The content of this post was updated on February 16, 2017 in a new post titled Intersections Promise to Drive Multiple Paradigm Shifts
When I first started using the term “Combinatorial”, people thought I was making words up. Although I’d like to take credit for the word, I first came across it when reading The Second Machine Age, a fascinating book by Andrew McAfee and Eric Brynjolfsson. I remember thinking that it was a perfect word to capture the amplification of both innovation and its disruptive power. By now, readers of this Blog have seen the foundational Visual that describes the digital foundation, innovation accelerators, and disruptive scenarios. What the visual does not convey without the associated narrative is the power of combinatorial.
If we build on top of the visual, we begin to see the complexity at the intersections, the amplification of disruptive power, and the broad implications for the future.
The best way to describe this phenomenon is through examples, so let’s look at six combinatorial scenarios as an overlay. The visual is a bit overwhelming, so a better way to follow the various paths is via this PDF. Here is a description of each scenario. The numbers in the visual above map to the scenarios below, and the colors show the combinations:
“Any time you give the means of production to everybody, it changes the world.” Chris Anderson, CEO of 3D Robotics
So it goes with the Maker Economy – otherwise referred to as the Maker Movement. According to Industry Analyst Jeremiah Owyang, the Maker Movement puts power in the hands of people to fund, design, prototype, produce, manufacture, distribute, market, and sell their own goods. According to youth market research firm Ypulse, 69% of millennials wish they could create a new product, and 81% would be interested in helping a company design one. This shift in production also shifts power from large, capital intensive enterprises to individual prosumers. As the focus on a next economy increases, so does the likelihood that it is driven by networks of prosumers versus large corporations.
This movement is not a future movement.

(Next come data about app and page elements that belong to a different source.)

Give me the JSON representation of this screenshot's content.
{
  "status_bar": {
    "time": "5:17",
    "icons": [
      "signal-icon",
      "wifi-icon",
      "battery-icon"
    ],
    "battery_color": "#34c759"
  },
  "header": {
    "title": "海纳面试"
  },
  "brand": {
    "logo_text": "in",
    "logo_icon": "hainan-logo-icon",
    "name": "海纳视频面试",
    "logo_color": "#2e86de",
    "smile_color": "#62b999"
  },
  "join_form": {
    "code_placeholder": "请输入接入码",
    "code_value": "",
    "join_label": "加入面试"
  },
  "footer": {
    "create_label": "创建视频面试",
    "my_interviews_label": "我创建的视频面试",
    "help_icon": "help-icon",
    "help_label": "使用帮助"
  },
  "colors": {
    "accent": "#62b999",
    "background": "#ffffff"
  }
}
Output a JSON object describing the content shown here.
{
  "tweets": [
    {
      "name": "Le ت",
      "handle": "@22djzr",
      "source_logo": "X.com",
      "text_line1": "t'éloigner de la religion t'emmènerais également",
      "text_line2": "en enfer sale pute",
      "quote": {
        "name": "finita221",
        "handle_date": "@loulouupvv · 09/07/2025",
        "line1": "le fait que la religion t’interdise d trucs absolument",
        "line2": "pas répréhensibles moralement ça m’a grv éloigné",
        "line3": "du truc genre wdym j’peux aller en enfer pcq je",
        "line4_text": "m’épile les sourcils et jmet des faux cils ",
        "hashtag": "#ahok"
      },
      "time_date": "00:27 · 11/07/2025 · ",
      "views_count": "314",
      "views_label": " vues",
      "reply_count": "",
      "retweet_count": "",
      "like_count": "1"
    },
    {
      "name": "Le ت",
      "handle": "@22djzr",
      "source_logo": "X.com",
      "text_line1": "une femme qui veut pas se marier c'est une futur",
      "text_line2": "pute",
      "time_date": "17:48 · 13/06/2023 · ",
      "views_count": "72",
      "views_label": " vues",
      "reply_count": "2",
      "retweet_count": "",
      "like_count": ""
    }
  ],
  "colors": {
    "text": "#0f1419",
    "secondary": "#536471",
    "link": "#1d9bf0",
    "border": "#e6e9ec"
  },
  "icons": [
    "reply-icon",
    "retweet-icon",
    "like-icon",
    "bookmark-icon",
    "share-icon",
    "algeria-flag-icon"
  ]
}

According to the Infographic below, 135 million makers in America are already growing local economies and creating new jobs – contributing 18 million small businesses in the U.S. and accounting for two out of every three new jobs. When viewed through the lens of 3D Printing Forecasts, the future looks bright as well. One such forecast has the 3D Printing Industry becoming a $16 billion global industry within the next five years, with a 45.7 CAGR. It is also reviving the hardware sector, as VCs pumped $848 million into hardware start-ups in 2013 – nearly twice the prior record of $442 million set in 2012.
Does the combination of emerging disruptive scenarios create a new economic paradigm? In The Zero Marginal Cost Society, Jeremy Rifkin describes a world where nearly free goods and services are enabled by the Internet of Things to drive a new paradigm that eclipses capitalism – the Collaborative Commons. It seems the exponential curve of technology is pushing the operating logic of Capitalism – which focuses on driving ever increasing levels of productivity – towards an extreme level of productivity. Its success could therefore be its undoing. I am a firm believer that this emerging period will ultimately be viewed as the most transformative of all time – but I must admit – I did not make this leap. While reading, I found myself focused on business model questions facing every industry – and through that lens, the story resonated with me. It prompted me to revise the anchor visual that I have used throughout this look at disruptive scenarios. I posed this simple question: does combinatorial innovation create a third curve?
In my continued look at disruptive scenarios, the focus shifts to 3D printing. Growth in this key innovation is expected to accelerate to $10.8 billion by 2021 according to Goldman Sachs. The economic implications are significant: Research by McKinsey Global Institute suggests a possible impact of $550 billion per year by 2025. Some believe that 3D printing will play a crucial role in launching a third industrial revolution at a personalized level.
I just finished reading a new book titled The Second Machine Age written by Andrew McAfee and Erik Brynjolfsson – both from MIT. The book is a must read for leaders everywhere. Its journey offers a view into the potential societal, economic, and business impact of technological advancement in the digital age. Although I am fascinated by each of these, my interest in summarizing this book is to connect their perspective to the future of business. Consistent with my recent disruption theme, the question is: how does the world that the authors envision impact the future of business?